All entries below are to be copied precisely as they appear.

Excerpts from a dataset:
------

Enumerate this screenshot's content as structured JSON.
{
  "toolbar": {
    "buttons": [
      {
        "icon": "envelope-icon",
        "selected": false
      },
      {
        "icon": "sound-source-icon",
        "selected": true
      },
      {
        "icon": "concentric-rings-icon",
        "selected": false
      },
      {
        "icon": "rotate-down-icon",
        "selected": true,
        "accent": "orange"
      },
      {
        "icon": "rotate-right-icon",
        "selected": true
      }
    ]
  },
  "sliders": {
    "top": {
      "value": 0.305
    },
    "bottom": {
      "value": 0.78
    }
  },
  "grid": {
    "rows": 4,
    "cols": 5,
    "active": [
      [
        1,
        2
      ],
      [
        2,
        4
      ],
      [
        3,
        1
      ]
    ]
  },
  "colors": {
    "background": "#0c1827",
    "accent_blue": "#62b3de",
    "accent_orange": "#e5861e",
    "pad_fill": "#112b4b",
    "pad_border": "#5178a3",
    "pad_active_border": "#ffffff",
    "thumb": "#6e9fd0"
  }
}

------

▶ **Exercise answer**
Enumerate this screenshot's content as structured JSON.
{
  "toolbar": {
    "buttons": [
      {
        "icon": "envelope-icon",
        "selected": false
      },
      {
        "icon": "sound-source-icon",
        "selected": true
      },
      {
        "icon": "concentric-rings-icon",
        "selected": false
      },
      {
        "icon": "rotate-down-icon",
        "selected": true,
        "accent": "orange"
      },
      {
        "icon": "rotate-right-icon",
        "selected": true
      }
    ]
  },
  "sliders": {
    "top": {
      "value": 0.305
    },
    "bottom": {
      "value": 0.78
    }
  },
  "grid": {
    "rows": 4,
    "cols": 5,
    "active": [
      [
        1,
        2
      ],
      [
        2,
        4
      ],
      [
        3,
        1
      ]
    ]
  },
  "colors": {
    "background": "#0c1827",
    "accent_blue": "#62b3de",
    "accent_orange": "#e5861e",
    "pad_fill": "#112b4b",
    "pad_border": "#5178a3",
    "pad_active_border": "#ffffff",
    "thumb": "#6e9fd0"
  }
}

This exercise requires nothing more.